● STUDY MATERIAL:
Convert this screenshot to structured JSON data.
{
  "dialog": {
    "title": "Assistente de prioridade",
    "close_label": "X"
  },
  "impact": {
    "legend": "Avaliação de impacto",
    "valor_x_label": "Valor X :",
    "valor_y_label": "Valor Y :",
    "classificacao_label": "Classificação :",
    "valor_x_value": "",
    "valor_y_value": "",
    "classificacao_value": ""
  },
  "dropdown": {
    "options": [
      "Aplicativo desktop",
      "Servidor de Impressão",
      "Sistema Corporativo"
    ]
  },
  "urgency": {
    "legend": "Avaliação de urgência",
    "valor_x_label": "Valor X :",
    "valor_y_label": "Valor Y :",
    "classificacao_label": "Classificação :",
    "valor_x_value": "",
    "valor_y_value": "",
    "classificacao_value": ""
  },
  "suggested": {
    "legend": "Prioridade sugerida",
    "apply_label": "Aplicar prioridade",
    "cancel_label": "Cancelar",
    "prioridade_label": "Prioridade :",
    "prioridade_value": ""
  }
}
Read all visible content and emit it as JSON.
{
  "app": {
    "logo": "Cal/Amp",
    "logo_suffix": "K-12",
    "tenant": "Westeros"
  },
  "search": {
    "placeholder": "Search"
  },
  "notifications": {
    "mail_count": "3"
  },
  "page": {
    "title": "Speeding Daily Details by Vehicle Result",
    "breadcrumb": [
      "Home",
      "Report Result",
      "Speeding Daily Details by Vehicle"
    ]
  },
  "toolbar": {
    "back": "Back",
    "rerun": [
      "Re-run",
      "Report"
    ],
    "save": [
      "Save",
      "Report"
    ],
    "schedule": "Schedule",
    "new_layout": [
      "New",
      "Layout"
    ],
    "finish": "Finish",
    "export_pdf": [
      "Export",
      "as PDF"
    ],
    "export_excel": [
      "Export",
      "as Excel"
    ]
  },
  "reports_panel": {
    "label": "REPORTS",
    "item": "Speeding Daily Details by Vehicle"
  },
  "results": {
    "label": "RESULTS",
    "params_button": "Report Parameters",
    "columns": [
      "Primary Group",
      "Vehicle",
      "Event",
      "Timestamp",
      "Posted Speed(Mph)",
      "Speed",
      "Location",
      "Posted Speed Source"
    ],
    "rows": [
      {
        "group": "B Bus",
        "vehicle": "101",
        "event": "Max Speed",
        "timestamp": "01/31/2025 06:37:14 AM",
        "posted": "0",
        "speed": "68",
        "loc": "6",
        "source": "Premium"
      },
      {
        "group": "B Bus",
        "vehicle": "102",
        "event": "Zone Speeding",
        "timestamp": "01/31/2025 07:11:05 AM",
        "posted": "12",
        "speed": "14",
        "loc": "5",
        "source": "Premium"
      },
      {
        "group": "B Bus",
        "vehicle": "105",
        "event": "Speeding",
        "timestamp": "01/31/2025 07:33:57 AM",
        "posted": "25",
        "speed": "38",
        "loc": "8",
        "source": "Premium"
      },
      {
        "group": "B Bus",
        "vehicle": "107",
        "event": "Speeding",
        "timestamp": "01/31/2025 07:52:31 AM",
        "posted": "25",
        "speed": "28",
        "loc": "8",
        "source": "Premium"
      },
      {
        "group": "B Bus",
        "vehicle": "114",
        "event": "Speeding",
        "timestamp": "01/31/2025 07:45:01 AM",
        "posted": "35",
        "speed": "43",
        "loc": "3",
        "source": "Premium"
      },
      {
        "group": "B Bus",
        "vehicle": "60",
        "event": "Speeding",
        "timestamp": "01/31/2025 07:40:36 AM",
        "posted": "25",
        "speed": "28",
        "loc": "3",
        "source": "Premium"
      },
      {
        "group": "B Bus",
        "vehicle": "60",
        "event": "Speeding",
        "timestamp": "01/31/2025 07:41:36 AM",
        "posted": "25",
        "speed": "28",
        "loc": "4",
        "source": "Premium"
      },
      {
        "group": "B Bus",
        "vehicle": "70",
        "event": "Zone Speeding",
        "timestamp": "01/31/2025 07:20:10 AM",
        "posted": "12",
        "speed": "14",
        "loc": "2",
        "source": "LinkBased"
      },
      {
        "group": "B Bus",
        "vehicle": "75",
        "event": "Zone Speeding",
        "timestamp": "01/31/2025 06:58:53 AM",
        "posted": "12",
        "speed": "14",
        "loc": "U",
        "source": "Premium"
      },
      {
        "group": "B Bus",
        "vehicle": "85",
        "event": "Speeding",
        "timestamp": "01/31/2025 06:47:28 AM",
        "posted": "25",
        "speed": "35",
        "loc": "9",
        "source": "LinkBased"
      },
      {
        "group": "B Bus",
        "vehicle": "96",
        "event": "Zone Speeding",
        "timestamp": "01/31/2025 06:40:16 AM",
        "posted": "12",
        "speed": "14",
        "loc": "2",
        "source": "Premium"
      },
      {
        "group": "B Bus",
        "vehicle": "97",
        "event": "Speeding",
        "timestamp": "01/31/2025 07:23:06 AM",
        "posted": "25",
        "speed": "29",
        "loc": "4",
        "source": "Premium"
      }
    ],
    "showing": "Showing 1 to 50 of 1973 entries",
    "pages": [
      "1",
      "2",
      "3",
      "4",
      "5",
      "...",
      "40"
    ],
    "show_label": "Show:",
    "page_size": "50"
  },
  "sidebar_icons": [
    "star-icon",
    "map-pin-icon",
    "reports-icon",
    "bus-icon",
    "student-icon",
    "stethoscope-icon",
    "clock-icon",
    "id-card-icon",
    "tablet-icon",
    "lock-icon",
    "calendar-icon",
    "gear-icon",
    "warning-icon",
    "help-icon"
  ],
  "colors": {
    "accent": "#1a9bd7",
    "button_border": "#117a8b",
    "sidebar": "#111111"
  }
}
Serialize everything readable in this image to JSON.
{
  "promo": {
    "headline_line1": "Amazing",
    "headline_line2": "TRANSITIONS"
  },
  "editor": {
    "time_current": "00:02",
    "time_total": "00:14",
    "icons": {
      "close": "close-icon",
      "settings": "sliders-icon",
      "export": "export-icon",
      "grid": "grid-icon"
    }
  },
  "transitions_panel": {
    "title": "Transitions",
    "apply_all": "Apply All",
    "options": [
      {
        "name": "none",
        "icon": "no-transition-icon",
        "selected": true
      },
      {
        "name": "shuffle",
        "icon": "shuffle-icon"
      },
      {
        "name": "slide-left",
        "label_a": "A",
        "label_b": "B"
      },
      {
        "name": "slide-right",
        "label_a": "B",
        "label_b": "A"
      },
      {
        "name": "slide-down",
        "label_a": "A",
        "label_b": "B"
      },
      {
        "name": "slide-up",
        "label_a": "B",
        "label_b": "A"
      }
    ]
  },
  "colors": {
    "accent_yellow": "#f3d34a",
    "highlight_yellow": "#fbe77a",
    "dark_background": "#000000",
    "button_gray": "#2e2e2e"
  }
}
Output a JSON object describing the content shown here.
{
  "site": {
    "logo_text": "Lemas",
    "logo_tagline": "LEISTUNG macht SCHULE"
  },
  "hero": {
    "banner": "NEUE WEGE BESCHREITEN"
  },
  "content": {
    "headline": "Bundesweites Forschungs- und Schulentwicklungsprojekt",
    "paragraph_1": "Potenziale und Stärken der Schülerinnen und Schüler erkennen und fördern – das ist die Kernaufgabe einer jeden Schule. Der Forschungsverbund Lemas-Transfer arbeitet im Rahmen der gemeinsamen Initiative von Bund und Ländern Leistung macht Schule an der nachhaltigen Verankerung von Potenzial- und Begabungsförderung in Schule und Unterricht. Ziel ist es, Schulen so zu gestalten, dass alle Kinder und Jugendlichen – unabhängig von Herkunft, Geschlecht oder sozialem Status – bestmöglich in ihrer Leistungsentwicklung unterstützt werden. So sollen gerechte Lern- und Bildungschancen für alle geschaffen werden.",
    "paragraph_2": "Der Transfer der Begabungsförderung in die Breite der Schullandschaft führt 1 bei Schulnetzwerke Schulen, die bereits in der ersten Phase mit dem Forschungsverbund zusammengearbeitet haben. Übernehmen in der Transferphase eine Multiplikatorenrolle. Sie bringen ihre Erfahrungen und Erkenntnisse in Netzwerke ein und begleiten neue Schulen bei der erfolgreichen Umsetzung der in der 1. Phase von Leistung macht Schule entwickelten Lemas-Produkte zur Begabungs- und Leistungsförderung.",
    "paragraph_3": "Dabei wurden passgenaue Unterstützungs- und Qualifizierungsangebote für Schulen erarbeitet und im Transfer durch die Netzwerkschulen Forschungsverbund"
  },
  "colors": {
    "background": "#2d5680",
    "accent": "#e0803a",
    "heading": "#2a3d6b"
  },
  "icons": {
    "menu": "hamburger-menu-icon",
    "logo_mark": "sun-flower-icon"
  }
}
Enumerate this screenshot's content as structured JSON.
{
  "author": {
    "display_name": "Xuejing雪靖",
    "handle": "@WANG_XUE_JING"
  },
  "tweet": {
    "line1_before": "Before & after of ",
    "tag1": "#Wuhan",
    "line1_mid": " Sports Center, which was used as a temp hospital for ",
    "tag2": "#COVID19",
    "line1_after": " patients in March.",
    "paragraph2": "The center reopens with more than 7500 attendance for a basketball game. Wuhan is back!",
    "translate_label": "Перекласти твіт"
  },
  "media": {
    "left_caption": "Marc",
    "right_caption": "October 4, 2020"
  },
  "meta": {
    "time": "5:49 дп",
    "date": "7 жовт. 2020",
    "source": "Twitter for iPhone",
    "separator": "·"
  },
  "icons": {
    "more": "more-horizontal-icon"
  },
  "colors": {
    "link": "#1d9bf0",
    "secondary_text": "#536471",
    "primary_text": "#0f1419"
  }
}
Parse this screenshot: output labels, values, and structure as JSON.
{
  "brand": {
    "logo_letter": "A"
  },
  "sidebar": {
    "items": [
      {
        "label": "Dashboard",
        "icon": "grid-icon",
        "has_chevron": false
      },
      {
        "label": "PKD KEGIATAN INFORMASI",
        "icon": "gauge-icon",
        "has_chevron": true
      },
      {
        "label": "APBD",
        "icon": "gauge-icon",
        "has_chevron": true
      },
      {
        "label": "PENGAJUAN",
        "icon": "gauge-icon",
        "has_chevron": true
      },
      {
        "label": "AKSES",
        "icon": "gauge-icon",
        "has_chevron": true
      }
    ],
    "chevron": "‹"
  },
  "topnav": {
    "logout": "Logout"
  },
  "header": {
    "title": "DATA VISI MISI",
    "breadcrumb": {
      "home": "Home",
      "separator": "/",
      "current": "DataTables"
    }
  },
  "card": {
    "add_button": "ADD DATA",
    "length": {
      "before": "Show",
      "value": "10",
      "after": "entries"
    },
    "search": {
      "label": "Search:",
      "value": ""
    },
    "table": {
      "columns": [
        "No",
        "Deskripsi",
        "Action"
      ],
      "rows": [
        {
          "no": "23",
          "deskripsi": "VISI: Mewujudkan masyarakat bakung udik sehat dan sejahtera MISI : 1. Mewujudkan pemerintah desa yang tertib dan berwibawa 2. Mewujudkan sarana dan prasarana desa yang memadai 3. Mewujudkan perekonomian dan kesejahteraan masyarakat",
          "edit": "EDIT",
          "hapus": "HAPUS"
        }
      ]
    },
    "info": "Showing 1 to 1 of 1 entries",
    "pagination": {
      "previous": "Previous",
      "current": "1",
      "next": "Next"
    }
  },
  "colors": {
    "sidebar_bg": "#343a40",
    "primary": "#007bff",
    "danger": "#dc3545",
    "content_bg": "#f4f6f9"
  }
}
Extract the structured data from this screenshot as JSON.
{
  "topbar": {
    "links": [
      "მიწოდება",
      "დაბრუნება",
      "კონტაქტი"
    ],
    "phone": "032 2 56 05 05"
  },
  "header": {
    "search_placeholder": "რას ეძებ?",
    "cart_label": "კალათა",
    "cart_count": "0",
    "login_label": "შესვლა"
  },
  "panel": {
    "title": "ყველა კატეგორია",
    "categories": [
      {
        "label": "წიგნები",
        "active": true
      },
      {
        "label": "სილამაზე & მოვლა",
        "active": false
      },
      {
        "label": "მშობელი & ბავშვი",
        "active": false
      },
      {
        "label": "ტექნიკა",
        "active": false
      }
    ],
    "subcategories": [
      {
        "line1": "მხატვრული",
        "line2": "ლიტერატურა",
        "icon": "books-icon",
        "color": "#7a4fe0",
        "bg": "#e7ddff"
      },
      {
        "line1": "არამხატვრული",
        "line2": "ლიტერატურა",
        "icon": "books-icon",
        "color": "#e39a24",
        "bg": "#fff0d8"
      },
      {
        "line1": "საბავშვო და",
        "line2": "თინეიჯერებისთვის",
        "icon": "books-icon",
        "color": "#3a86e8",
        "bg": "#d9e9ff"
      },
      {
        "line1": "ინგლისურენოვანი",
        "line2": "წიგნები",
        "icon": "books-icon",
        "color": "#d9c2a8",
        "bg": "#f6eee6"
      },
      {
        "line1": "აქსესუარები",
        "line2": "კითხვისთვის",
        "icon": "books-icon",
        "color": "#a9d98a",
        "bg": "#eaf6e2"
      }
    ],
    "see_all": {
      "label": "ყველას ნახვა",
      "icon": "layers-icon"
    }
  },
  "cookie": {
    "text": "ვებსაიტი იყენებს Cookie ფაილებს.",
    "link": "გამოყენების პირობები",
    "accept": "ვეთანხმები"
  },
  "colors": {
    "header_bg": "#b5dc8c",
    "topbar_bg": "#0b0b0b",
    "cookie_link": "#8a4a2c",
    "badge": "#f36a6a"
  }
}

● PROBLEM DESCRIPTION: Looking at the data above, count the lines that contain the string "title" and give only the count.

● REPLY TO THE TASK: 5